Guild T-100 Guitars
The Guild T-100 Guitar is a popular and collectible model of guitar produced by the Guild Guitar Company.
Brief history and description
The Guild Guitar Company was founded by guitarist Alfred Dronge, and was later purchased by Fender Musical Instruments Corporation. Already the owner of a music shop, Dronge formed The Guild Guitar Company with former Epiphone Guitar Company executive George Mann in New York in 1952.
Throughout the 1950s, Guild built its reputation upon its archtop guitars, and began to produce flattop guitars in 1954; by the 1960s, Guild built fewer and fewer of its archtop guitars and focused more on the flattop variations. In addition to guitars, the company also produced electric instruments.
The Guild T-100, an archtop guitar, is one of the best known of Guild’s product line. There were seven variations on the design, as well as a bass, production of which began in the late 1950s.
The first Guild T-100 was intended as an entry-level guitar of sorts, with one single-coil pickup, and a laminated body constructed from maple. The guitars were also completely hollow, which created numerous feedback problems.
The early 1960’s saw the introduction of a newly revamped variation of the Guild T-100, entitled the Guild Starfire T-100, intended as a competitor to Gibson’s ES guitars. The guitar is essentially an updated version of the original Guild T-100 with a glossy finish and slightly differing hardware included.
Many of the Guild T-100 guitars which are currently available on the market may have been altered so as to improve the lasting feedback problems which haunted the model. However, this has not affected their collectability, perhaps out of a nostalgic yearning for many collectors to own a piece of 1950s or 1960’s nostalgia.
Guide for collectors
Guild T-100 guitars have become a desirable useable antique, and have fetched high prices at auction. As with many items of this nature, the price available is largely dependent upon the guitars maintaining their practical usage, and equally, not suffering extensive external damage.
The guitars have appeared at conventional auctions, though rarely. A collector’s best option is to first seek specialist auctions, and to survey their options for purchasing a Guild T-100 online, where they may find additional bargains.

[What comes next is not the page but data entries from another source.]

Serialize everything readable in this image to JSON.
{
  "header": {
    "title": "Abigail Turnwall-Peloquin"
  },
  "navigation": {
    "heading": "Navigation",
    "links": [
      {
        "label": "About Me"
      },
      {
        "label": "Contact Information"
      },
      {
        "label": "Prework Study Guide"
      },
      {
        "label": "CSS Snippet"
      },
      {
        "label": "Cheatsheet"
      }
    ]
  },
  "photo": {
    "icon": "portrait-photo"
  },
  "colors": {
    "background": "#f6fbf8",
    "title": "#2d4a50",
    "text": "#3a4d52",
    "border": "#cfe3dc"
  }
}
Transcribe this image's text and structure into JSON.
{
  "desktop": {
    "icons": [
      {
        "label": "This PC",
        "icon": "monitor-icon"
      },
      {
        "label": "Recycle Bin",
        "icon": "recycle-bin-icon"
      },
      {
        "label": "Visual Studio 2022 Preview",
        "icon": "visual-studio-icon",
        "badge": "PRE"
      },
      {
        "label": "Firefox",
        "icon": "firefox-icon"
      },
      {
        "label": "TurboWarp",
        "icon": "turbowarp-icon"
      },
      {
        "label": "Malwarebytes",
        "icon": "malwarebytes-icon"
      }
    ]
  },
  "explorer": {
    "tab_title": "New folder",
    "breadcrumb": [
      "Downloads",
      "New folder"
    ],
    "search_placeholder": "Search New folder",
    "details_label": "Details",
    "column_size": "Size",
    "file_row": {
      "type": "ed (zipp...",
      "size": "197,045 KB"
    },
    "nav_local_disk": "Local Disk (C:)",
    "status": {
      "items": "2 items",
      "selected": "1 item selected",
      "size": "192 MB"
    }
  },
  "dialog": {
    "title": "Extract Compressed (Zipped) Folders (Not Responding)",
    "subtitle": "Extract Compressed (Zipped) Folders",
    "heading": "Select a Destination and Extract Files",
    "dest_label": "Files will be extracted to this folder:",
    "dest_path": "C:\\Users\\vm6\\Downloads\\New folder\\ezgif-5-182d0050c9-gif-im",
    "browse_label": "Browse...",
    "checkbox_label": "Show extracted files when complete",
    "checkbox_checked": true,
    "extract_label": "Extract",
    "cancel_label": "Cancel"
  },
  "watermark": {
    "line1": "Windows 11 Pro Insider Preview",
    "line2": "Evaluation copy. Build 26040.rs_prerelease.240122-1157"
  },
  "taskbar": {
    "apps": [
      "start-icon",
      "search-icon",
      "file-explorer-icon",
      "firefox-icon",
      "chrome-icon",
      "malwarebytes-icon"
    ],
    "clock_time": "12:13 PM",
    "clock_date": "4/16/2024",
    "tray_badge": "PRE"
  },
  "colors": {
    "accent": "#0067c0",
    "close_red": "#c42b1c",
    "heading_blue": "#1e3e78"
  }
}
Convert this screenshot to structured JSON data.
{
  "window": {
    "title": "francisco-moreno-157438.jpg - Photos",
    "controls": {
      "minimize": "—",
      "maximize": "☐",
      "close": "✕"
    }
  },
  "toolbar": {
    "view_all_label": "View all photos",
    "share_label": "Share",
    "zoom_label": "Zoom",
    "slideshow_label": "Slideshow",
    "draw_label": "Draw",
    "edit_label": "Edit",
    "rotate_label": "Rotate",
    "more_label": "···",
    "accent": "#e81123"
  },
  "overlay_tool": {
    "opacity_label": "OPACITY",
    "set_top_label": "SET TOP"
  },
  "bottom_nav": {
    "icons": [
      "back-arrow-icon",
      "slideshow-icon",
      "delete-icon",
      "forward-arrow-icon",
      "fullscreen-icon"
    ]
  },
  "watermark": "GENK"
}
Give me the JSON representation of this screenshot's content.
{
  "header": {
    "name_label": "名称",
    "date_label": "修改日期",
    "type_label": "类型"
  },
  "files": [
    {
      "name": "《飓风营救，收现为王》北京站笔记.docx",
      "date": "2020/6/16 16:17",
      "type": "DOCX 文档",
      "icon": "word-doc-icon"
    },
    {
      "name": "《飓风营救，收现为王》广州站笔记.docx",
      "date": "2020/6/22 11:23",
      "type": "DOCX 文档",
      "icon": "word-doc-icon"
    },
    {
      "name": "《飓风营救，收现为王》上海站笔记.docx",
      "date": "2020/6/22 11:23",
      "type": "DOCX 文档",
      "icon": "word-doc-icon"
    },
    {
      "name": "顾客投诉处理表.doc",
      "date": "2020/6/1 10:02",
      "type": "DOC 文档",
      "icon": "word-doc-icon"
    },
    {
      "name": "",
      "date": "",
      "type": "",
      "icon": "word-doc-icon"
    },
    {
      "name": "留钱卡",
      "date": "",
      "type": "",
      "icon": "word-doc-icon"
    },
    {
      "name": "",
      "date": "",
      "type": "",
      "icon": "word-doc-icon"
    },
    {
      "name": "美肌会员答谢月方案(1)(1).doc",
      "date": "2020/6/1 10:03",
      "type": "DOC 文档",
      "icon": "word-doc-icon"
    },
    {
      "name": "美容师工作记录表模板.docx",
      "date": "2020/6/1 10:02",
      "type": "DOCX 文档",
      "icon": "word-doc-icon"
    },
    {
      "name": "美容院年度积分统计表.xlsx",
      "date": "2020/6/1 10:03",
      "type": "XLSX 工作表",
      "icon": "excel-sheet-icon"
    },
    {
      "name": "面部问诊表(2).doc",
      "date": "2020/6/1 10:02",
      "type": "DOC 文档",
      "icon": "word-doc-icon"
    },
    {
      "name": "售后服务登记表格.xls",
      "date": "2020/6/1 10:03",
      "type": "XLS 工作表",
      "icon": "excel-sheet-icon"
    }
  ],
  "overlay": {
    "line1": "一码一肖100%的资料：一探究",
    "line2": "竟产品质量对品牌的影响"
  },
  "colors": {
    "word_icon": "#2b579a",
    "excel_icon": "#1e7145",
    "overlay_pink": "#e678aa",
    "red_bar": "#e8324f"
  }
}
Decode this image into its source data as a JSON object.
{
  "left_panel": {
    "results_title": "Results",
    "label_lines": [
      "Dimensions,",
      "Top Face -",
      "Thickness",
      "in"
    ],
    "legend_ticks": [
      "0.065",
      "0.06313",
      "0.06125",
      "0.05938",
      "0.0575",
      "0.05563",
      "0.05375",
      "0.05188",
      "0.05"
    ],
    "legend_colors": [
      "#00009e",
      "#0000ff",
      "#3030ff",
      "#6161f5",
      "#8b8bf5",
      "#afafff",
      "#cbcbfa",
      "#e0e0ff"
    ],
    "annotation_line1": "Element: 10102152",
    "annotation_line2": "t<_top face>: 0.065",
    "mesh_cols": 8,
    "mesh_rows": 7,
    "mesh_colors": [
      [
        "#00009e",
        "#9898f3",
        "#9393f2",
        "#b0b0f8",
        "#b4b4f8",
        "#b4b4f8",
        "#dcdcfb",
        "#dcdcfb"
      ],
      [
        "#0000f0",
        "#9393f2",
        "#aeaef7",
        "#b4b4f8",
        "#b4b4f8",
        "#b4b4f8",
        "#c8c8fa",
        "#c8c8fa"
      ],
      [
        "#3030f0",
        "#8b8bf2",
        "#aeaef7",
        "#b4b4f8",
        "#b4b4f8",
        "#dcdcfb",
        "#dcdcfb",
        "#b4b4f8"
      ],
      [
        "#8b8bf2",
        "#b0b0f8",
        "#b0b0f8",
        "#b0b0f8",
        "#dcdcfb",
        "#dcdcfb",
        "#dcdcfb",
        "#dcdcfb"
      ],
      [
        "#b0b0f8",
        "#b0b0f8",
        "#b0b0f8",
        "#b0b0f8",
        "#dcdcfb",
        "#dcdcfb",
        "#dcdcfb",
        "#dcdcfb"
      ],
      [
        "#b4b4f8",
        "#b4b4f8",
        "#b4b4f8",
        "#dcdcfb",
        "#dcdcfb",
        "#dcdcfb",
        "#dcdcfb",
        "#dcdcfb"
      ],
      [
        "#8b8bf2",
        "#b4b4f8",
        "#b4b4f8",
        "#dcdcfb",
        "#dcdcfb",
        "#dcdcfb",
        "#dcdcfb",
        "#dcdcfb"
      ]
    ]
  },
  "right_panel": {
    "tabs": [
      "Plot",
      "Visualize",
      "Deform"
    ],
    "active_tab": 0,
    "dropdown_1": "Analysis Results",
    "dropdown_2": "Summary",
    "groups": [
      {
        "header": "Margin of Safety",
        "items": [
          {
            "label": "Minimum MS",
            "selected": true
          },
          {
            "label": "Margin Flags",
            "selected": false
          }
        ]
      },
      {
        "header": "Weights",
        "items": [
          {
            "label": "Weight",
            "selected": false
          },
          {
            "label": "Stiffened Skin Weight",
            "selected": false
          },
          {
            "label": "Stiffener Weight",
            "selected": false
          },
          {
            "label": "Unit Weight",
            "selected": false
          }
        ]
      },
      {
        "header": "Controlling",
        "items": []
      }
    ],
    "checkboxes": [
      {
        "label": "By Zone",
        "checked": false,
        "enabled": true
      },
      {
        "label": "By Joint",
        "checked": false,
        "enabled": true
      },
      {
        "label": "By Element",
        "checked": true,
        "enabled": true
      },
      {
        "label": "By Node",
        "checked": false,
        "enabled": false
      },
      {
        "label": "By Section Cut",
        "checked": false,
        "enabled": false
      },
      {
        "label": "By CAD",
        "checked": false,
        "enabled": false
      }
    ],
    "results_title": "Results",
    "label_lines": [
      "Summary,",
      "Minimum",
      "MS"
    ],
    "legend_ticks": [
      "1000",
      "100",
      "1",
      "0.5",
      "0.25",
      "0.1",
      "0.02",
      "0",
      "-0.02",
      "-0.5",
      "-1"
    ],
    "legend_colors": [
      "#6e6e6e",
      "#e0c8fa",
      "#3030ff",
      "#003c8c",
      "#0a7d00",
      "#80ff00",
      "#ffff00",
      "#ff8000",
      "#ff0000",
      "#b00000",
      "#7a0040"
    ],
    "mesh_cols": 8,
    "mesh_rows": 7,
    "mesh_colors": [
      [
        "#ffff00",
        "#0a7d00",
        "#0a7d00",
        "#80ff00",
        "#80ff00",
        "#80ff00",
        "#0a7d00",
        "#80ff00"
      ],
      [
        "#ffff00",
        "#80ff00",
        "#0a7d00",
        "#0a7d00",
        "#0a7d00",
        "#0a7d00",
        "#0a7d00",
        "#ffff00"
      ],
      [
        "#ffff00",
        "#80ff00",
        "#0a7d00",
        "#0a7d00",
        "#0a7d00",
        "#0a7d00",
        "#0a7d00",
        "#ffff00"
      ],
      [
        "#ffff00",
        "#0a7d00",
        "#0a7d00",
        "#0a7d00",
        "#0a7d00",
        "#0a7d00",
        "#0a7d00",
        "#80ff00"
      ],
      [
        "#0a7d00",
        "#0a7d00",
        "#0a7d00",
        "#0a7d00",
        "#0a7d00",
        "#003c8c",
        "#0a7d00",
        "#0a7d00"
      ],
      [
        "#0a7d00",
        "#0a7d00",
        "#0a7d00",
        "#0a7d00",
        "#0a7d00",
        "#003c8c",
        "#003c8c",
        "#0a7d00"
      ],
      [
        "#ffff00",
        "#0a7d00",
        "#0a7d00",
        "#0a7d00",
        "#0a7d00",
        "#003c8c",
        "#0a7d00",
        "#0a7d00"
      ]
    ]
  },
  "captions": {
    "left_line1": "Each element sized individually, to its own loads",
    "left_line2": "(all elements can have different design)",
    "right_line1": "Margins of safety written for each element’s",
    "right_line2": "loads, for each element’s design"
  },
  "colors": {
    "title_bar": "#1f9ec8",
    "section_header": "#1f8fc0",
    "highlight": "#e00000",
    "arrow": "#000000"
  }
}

eBay sometimes lists them, though primarily with the proviso that they are collected by a prospective buyer, which is an additional cost which anyone considering taking this route should consider before finalizing a purchase.
In addition to their aesthetic and historical value, the guitars have a certain degree of rarity, which adds to their ultimate resale value. Websites such as CollectorsWeekly.com list additional information for anyone considering adding a Guild T-100 to their collection.
Notable auction sales
The highest price paid for a Guild T-100 guitar is $950, for a 1967 Guild T-100 blonde semi-hollow electric guitar, sold from Heritage Auctions on 4th February 2012.
In the middling price range, a 1966 Guild T-100 Sunburst archtop electric guitar sold for $750 from Heritage Auctions on 22nd October 2011.
The most inexpensive Guild T-100 guitar to sell at auction was sold for $425 from Heritage Auctions on 17th December 2011, for a 1967 Guild T-100 Sunburst semi-hollow body elect guitar.